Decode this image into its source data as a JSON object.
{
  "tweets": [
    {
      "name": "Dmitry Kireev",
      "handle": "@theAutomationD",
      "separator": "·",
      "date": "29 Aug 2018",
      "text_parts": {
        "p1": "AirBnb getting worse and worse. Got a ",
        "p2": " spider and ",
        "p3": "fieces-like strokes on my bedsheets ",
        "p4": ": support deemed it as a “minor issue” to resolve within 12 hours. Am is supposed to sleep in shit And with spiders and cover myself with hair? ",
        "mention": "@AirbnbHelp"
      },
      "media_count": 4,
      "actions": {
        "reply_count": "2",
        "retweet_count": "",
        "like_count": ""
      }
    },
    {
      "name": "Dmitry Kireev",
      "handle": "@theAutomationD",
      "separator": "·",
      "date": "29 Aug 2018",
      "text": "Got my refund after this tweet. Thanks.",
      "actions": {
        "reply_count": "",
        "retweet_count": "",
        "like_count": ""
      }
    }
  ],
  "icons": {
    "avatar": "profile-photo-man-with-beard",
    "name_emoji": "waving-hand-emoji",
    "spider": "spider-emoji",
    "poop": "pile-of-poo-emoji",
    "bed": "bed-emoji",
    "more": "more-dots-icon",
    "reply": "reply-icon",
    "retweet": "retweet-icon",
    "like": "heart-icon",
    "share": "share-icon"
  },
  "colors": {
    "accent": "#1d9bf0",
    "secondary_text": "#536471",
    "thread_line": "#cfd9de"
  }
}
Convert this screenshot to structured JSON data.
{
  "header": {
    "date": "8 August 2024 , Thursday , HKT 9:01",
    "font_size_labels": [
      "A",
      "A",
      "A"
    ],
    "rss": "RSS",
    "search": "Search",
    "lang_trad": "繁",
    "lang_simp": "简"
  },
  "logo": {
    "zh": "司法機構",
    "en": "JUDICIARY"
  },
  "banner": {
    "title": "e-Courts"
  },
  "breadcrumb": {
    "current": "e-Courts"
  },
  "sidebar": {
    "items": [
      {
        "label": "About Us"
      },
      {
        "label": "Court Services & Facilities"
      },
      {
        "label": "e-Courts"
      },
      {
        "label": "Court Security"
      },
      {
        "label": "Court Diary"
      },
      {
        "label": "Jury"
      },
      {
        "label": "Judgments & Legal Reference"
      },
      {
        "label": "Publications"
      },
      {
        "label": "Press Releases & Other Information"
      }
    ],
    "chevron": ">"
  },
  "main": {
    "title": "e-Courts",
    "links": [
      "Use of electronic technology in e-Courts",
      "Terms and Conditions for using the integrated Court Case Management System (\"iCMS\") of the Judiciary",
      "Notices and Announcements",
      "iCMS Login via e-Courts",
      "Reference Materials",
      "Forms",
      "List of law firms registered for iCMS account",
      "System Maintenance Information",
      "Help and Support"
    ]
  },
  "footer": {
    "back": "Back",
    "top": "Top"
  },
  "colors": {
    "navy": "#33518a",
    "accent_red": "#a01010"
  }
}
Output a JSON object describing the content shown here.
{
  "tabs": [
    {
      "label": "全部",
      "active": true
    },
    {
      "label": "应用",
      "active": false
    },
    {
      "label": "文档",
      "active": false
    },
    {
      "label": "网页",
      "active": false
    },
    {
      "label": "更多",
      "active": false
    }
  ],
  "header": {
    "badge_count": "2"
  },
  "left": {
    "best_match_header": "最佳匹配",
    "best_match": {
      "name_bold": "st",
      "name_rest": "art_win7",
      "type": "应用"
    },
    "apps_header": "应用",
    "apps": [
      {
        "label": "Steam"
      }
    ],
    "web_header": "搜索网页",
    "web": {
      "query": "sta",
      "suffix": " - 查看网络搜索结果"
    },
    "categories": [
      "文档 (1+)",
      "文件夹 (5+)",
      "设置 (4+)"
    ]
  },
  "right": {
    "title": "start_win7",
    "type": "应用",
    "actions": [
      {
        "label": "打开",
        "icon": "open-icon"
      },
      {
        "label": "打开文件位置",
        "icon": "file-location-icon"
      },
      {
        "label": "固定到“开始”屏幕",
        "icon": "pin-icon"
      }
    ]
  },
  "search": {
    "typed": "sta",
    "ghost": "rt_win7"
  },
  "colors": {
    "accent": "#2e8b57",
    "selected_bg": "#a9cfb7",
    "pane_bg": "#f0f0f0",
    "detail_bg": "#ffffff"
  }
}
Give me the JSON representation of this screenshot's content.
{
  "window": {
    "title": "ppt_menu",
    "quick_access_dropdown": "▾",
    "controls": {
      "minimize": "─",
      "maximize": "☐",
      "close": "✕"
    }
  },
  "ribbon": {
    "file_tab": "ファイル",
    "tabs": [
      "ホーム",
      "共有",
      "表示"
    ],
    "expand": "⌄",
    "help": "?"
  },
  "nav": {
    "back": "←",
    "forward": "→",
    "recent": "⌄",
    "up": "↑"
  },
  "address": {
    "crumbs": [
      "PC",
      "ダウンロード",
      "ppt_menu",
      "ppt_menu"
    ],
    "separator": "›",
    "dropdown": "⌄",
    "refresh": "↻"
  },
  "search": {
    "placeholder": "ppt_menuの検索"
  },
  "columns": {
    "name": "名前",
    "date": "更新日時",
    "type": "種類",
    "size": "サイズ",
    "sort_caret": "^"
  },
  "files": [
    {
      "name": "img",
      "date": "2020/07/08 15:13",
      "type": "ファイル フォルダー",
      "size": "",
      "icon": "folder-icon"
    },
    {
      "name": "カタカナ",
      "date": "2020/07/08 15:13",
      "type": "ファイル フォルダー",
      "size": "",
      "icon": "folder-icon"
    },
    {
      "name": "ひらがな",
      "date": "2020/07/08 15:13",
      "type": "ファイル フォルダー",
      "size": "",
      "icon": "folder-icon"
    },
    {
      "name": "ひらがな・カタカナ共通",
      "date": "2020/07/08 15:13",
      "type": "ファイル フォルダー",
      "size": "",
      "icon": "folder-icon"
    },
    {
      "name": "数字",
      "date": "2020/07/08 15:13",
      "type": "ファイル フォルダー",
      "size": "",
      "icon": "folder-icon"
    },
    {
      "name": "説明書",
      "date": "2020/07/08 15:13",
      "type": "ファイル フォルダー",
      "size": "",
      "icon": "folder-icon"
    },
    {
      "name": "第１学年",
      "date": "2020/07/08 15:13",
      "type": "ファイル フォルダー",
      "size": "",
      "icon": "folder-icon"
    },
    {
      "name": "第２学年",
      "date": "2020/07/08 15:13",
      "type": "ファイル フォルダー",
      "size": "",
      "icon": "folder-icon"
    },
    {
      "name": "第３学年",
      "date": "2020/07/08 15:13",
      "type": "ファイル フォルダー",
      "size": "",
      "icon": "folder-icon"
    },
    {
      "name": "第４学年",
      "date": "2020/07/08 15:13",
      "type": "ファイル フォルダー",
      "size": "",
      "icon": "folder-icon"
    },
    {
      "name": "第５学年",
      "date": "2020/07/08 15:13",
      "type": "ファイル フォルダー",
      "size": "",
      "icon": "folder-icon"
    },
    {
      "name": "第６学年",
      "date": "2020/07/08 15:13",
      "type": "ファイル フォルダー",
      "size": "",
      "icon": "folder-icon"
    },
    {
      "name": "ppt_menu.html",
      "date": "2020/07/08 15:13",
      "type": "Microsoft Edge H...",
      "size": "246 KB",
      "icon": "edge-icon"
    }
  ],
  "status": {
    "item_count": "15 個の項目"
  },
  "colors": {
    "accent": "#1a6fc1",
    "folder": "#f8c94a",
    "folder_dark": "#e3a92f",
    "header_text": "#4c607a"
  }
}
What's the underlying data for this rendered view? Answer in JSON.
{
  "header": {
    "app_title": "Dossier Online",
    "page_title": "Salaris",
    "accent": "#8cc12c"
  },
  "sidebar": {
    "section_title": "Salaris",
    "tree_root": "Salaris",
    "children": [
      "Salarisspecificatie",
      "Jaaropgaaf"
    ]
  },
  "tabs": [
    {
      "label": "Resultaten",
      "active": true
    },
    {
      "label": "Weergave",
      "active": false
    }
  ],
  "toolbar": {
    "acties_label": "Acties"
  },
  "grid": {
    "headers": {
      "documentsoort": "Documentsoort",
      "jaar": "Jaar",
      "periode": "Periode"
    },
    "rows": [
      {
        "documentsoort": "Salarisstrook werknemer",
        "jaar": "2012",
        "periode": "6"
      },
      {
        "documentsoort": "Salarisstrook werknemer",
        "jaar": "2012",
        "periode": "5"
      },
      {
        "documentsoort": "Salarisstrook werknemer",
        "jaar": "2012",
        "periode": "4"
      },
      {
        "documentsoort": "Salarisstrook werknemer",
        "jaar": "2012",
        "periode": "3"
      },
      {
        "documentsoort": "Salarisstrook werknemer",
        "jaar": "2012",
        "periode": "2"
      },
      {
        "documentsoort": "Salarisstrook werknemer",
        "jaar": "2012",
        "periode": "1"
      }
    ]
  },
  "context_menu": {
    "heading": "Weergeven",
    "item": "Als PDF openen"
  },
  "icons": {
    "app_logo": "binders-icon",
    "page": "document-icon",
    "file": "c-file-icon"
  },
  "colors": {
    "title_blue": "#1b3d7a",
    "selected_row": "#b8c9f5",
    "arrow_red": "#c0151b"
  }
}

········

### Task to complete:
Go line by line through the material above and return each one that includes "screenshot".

### Solution for this exercise:
Convert this screenshot to structured JSON data.
Give me the JSON representation of this screenshot's content.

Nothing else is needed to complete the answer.